From: A Berkeley Reader [Email her]
So the Sierra Club quickly—in matter of days—rescinded a decision to cancel its scheduled trips to Israel when outraged Jewish groups protested the anti-Zionist boycott [Sierra Club reverses course after canceling trips to Israel, by Gabe Stutman, Jewish News of Northern California, March 15, 2022].
Too bad that the Sierra Club didn't have the same prompt response on behalf of their own country, when in the mid-1990s they chose to drop the immigration issue in exchange for a billionaire's donations to their group. As some` readers may recall,
[In 2004] the Los Angeles Times reported that David Gelbaum, an American businessman focused on green technology who has donated at least $200 million to the Sierra Club, had warned [Executive Director] Carl Pope that his donations were contingent upon how the club handled the issue of immigration. "I did tell Carl Pope in 1994 or 1995 that if they ever came out anti-immigration, they would never get a dollar from me," the Times reported he said.
[A Brief Chronology of the Sierra Club's Retreat from the Immigration-Population Connection (Updated), August 14, 2018]
See earlier letters from the same reader.
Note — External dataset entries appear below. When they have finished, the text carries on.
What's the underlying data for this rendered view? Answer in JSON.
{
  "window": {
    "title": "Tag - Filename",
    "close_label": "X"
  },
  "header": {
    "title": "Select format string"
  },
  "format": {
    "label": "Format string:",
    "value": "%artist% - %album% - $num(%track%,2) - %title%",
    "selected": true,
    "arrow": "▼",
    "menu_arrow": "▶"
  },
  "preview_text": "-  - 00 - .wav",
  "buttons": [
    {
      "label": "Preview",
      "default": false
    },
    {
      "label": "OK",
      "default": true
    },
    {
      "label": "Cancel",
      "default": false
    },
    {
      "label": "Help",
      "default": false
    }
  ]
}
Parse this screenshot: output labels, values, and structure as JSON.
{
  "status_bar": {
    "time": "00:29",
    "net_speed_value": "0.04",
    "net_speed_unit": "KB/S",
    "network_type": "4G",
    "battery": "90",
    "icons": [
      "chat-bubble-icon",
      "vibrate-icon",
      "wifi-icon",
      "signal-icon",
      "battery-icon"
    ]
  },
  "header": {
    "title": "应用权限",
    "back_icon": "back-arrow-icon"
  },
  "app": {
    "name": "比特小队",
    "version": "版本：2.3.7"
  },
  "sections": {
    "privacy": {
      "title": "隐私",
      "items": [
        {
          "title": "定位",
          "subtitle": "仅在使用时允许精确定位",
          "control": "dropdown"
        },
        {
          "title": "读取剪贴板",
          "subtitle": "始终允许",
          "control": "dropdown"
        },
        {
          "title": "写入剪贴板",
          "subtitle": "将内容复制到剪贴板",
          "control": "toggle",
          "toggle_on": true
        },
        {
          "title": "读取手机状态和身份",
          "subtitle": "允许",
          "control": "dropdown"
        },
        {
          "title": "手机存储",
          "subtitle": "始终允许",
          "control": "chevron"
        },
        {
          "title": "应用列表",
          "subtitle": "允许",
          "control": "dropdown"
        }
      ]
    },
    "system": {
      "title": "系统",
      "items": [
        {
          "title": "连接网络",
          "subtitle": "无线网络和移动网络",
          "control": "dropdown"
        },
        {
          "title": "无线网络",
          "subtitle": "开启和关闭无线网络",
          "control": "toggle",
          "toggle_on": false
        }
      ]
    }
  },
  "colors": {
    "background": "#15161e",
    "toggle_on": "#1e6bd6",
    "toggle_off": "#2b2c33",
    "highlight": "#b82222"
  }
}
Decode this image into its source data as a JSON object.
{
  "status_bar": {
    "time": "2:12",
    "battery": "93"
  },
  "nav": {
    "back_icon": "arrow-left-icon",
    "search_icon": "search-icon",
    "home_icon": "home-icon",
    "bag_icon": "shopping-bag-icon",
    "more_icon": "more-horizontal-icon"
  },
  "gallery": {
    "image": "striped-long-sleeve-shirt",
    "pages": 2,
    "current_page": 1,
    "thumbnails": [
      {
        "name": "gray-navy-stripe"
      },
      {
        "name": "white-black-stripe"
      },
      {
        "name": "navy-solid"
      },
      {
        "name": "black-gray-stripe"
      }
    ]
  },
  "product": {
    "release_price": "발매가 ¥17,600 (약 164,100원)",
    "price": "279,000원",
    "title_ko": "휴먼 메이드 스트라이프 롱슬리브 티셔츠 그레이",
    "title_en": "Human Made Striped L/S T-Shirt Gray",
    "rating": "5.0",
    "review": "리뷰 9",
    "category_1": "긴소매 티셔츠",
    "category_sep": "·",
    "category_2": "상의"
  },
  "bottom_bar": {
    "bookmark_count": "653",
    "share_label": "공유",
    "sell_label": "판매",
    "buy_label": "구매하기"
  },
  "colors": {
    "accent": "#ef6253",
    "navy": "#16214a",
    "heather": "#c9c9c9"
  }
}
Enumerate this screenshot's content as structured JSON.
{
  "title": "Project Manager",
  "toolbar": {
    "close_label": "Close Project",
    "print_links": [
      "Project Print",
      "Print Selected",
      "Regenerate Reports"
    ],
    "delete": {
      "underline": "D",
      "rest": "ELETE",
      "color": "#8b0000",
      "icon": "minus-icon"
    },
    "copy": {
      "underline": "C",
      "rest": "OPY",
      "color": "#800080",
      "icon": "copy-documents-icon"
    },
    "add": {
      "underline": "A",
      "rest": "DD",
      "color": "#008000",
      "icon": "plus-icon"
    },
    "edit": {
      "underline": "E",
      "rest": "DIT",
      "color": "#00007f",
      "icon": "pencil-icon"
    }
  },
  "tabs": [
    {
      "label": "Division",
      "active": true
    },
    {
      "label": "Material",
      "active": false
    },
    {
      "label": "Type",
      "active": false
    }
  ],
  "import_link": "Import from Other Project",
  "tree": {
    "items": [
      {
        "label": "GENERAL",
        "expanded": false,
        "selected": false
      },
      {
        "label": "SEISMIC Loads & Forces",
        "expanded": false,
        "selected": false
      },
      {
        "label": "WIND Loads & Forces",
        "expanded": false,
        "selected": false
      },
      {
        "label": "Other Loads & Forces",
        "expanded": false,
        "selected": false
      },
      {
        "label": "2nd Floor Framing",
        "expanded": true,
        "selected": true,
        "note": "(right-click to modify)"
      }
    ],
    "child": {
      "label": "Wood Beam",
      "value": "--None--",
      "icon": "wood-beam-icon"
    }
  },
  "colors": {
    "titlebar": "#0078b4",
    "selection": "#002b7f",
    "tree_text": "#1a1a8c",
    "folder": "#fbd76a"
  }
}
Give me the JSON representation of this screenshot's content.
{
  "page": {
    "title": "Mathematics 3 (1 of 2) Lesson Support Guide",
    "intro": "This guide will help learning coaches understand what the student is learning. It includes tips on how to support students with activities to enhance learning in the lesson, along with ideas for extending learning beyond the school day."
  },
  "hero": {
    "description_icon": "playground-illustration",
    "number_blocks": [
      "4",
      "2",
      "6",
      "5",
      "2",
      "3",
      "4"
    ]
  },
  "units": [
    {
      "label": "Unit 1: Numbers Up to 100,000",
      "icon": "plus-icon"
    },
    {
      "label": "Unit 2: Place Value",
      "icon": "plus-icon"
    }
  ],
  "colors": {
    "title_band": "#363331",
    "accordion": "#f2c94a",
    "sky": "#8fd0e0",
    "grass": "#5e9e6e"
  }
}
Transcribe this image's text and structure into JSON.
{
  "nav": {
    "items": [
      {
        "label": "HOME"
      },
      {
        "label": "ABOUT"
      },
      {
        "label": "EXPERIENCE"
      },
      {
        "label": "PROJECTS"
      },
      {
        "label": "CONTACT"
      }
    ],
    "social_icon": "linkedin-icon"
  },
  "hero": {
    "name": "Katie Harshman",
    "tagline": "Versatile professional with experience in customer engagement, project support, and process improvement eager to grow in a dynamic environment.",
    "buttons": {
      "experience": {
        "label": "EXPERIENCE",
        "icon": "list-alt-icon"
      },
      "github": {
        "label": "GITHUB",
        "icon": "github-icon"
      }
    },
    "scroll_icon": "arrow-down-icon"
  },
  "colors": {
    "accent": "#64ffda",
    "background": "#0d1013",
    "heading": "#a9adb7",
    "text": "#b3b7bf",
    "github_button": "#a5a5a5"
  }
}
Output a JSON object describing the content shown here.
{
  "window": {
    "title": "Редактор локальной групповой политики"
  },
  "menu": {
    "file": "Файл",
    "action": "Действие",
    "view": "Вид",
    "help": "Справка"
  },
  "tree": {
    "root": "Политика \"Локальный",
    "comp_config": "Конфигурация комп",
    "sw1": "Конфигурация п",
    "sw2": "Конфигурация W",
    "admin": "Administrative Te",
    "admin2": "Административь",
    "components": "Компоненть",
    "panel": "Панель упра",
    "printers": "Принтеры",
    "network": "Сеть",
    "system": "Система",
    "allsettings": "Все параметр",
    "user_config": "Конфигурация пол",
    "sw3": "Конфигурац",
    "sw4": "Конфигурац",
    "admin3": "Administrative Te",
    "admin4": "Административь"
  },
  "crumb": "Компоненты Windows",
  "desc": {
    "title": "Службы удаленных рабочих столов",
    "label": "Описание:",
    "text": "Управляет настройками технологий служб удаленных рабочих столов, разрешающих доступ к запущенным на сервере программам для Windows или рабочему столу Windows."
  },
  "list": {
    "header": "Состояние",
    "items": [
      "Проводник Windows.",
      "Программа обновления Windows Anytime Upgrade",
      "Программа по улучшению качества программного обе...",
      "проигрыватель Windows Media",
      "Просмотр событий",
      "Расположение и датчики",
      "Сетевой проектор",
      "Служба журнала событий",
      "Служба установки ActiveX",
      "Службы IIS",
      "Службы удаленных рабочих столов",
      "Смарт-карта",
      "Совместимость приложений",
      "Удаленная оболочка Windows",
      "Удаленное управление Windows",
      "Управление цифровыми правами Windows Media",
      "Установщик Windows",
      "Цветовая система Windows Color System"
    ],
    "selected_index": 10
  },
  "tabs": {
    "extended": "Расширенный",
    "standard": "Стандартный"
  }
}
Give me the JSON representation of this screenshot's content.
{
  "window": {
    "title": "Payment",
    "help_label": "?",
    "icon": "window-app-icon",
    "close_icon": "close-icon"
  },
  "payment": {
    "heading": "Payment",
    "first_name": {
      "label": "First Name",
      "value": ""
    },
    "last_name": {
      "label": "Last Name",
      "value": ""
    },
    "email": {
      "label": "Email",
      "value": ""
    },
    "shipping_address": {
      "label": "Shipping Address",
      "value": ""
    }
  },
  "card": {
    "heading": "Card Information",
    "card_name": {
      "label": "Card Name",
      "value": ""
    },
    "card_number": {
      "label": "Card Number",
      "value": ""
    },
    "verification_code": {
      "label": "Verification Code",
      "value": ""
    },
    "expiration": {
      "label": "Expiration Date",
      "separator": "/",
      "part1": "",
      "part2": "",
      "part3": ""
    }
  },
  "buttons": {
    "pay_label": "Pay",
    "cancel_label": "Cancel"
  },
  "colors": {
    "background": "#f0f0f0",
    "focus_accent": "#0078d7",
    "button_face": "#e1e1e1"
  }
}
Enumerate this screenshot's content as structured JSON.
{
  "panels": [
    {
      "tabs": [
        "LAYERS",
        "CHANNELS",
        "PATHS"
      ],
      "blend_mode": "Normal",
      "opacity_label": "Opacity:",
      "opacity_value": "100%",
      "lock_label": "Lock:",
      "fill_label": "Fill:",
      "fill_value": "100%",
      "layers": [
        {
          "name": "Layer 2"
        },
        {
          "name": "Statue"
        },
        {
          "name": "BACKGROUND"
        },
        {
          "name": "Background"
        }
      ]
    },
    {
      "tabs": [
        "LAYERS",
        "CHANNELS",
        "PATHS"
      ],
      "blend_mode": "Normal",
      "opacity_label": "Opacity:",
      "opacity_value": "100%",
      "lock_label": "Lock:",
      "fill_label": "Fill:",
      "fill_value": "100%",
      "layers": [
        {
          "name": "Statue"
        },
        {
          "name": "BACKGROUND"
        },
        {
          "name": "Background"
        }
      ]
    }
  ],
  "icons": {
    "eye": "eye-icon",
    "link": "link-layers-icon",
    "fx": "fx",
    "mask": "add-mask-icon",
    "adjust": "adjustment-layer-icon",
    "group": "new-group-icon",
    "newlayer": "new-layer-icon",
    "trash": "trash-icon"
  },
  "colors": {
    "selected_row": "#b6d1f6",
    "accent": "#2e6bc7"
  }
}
James Fulford writes: The old Sierra Club opposed population growth (and thus mass immigration) because it was bad for the environment. How Many Americans? by Leon F. Bouvier and Lindsey Grant was published by Sierra Club Books in 1994 making that point, and reviewed by Peter Brimelow in the pages of the pre-purge National Review.
The publication by the Sierra Club of this explicit account of the inexorable relationship between immigration, population growth, and environmental stress certainly suggests that the other hiking boot is about to drop, and that this most powerful of liberal lobbies is about to act on the immigration issue. At last.
He was wrong, largely as a result of Gelbaum's secret threat to Carl Pope, but while that happened in 1994 or 1995, the public, including actual members of the Sierra Club, didn't find out about it until ten years later [The Man Behind the Land, by Kenneth R. Weiss, LA Times, October 17, 2004].